◆ ASSIGNMENT
In the data that follows, how many lines include the string "material"? Answer with the number alone.

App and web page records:
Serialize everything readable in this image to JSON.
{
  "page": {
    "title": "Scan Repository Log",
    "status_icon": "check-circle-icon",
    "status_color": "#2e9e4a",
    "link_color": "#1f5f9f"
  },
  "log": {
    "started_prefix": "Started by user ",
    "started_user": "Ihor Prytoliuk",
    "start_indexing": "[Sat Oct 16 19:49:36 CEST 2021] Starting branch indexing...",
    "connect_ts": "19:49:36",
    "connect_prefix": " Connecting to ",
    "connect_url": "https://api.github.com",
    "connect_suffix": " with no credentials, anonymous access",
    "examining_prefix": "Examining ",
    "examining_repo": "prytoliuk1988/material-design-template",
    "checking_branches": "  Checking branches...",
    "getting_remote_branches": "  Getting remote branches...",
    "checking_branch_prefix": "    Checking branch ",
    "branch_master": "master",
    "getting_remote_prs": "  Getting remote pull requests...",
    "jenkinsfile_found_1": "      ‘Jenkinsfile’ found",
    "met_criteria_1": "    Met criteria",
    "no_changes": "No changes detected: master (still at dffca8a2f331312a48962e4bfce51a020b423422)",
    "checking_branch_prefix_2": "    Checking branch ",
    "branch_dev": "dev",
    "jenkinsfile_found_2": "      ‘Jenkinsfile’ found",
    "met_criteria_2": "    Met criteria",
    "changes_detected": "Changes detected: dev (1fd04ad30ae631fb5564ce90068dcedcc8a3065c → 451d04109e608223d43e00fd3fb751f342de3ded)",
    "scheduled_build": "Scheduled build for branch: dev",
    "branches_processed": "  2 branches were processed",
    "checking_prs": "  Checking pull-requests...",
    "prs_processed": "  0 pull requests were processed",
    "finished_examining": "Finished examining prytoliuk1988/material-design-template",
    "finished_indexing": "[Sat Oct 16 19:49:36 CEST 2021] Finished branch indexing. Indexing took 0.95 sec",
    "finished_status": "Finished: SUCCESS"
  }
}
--
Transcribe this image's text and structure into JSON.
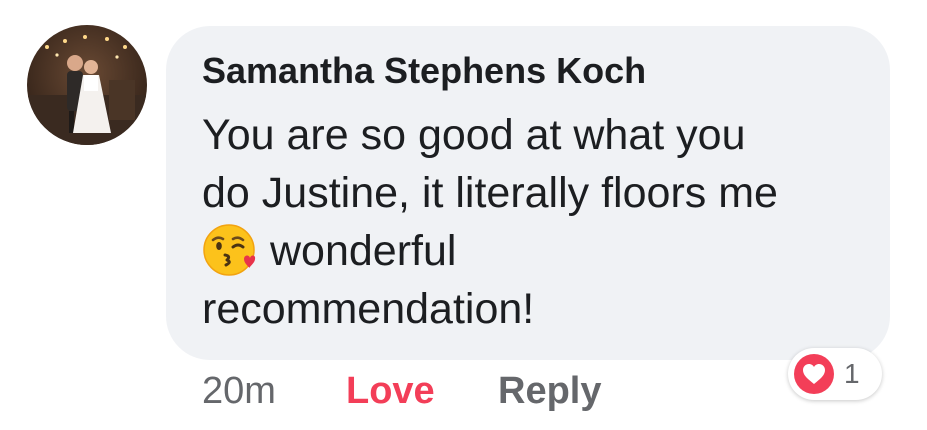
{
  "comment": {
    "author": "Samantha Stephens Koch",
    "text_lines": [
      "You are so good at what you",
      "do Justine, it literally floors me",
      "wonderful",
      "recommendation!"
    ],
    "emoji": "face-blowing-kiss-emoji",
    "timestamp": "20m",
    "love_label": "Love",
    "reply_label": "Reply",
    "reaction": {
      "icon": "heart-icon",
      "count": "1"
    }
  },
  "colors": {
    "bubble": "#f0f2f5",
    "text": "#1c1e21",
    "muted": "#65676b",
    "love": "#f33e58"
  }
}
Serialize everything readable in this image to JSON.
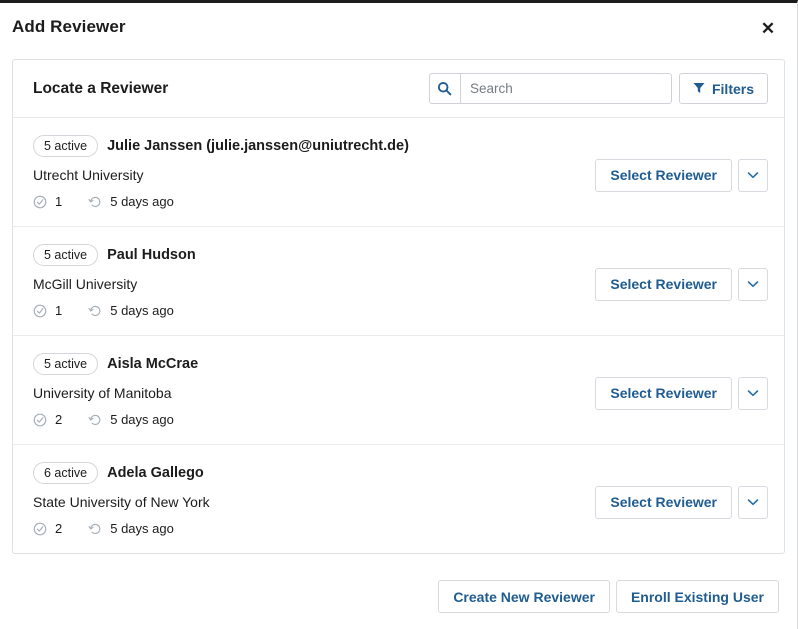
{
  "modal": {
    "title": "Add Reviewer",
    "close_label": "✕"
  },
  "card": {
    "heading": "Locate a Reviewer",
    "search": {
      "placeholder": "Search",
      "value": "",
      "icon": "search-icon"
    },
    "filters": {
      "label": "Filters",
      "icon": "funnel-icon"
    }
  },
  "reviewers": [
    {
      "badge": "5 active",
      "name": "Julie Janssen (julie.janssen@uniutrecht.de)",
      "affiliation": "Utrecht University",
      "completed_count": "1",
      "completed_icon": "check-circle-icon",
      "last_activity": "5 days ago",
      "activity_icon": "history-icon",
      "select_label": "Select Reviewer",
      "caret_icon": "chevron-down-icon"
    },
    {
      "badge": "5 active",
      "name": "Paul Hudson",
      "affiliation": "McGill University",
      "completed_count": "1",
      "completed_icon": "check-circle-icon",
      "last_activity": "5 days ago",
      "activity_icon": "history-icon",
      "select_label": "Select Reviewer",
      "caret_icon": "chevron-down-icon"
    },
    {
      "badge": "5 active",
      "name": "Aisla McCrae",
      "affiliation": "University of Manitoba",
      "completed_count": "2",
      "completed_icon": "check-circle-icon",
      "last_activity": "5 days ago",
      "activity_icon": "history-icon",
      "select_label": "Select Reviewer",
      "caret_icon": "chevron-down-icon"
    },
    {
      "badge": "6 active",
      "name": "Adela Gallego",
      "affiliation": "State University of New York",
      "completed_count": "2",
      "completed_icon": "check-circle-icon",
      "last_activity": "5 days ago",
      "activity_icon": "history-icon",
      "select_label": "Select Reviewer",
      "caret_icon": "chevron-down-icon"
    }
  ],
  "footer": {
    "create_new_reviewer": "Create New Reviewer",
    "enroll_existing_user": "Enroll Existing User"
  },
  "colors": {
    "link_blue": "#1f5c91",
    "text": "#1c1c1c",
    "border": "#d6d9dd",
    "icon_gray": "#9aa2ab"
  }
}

◆ WRITTEN RESPONSE
2